Fox Family Lawyers
Cynthia Moseley Fox
Attorney at Law
7751 Carondelet Avenue,
Suite 700
Clayton, Missouri 63105
(St. Louis)
314.727.4880

Can The Court Compel A Parent To Move In Order To Maximize His/Her Earnings?

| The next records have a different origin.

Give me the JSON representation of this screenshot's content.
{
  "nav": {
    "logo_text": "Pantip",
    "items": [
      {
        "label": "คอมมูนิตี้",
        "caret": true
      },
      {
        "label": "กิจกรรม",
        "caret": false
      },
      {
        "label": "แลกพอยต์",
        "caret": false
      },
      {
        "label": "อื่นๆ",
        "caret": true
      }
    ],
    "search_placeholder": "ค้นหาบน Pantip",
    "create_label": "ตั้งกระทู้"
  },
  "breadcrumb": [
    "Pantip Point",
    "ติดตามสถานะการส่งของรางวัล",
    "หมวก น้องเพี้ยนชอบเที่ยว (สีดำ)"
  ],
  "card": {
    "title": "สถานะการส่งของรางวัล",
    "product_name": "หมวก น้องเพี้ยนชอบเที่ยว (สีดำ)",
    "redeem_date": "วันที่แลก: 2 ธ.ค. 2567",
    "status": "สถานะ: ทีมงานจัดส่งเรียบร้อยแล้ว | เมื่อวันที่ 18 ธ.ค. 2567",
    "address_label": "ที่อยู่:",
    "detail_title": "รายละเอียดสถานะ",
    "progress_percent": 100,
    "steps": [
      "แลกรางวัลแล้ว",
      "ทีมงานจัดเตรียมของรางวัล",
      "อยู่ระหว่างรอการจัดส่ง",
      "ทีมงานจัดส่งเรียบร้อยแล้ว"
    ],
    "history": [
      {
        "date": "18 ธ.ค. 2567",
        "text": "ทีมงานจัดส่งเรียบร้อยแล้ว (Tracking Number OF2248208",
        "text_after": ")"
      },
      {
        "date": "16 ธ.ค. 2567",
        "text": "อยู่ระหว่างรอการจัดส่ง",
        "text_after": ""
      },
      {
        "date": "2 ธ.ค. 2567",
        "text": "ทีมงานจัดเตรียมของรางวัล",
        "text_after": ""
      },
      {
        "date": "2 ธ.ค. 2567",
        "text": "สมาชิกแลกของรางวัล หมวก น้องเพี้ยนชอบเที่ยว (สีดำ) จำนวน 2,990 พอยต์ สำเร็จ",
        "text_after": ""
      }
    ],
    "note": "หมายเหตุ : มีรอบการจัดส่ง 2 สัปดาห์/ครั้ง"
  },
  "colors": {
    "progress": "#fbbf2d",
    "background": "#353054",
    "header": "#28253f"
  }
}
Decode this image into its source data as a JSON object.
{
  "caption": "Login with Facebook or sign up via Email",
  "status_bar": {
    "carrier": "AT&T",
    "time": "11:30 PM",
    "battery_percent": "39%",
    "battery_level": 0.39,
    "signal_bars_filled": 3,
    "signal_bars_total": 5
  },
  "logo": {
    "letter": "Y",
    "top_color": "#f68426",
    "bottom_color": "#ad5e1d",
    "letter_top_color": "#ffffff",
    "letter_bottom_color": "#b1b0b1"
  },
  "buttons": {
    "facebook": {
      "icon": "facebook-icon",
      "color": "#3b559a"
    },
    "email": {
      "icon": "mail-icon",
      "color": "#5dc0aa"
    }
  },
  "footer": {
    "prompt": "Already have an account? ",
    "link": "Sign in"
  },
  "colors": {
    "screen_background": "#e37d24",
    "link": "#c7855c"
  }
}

If you are well paid, a parent, and living in Missouri, pay special attention to this column. That’s because a recent ruling by the Missouri Court of Appeals seems to invite local courts to compel divorced parents to seek work anywhere in the world if doing so would maximize the payments they could make in support of their children and ex-spouses.

 

In Payne v Payne, which originated here in St. Louis County, the husband had been employed as an oil trader at the time of his divorce. Based on yearly earnings of $141,000, the court set child and spousal support payments totaling nearly $36,000/year. Unfortunately for Mr. Payne, he lost his job shortly after his divorce.

 

Four months later, the husband asked the court to reduce his support obligations contending that he had been unable to find a comparable job in his field in St. Louis or elsewhere, despite search efforts that reached across the US and overseas. To support himself, he had started an antique business, but was generating far less income than he had earned before.

 

At the hearing, both sides presented vocational experts to testify as to the husband’s employment potential. His expert stated that work as a petroleum buyer did not exist in St. Louis, but could be found in California, New York and Louisiana, In St. Louis, Mr. Payne’s best prospects would be in other fields such as accounting or purchasing, earning about $39,000 a year.

 

The wife’s expert agreed that work in his prior field could only be found elsewhere and pointed to specific oil trader positions in Illinois, Indiana and New York that provided an average salary of $89,000. If he were to remain in St. Louis, this expert identified accounting as his best option with an estimated salary of almost $44,000.

 

After hearing this testimony as well as evidence of Mr. Payne’s close relationship with his 14 year-old daughter and that it would not be in her best interests for Mr. Payne to relocate, the trial court still concluded that it was “in the best interests of the whole family that Husband do whatever is necessary including possible relocation to maximize his ability to contribute to the support of all members of his family”.

 

Accordingly, the court set Mr. Payne’s earning potential at the $89,000 his wife’s expert could be earned at an out-of-state oil trader position, and reduced his support obligations to amounts based on that salary.

 

Had this opinion prevailed, Mr. Payne would have had little choice but to expand his search to include any locale where he could land a position yielding the requisite $89K. Fortunately, the Missouri Court of Appeals intervened.

 

It overturned the lower court concluding that in this particular case the evidence did not support the trial court’s conclusion that it was “in the best interests of the whole family” for the husband to work outside St. Louis. They cited the adverse impact such a move would have on the daughter and asked the trial court to base the husband’s support payments on what he could earn locally.

 

The Appeals Court came to the right conclusion, but missed an opportunity to draw stricter limits on when a parent can be compelled to move away in order to meet the support obligations the court feels are appropriate. Although unusual, there is precedent for courts doing just that such as when a prior work history of frequent job-related travel suggests relocating to another town will not be harmful to the child or his/her relationship with that parent. I believe the courts also need to consider the impact of an involuntary move on the parent. There is more at stake than simply wringing out the maximum support payment possible from that parent.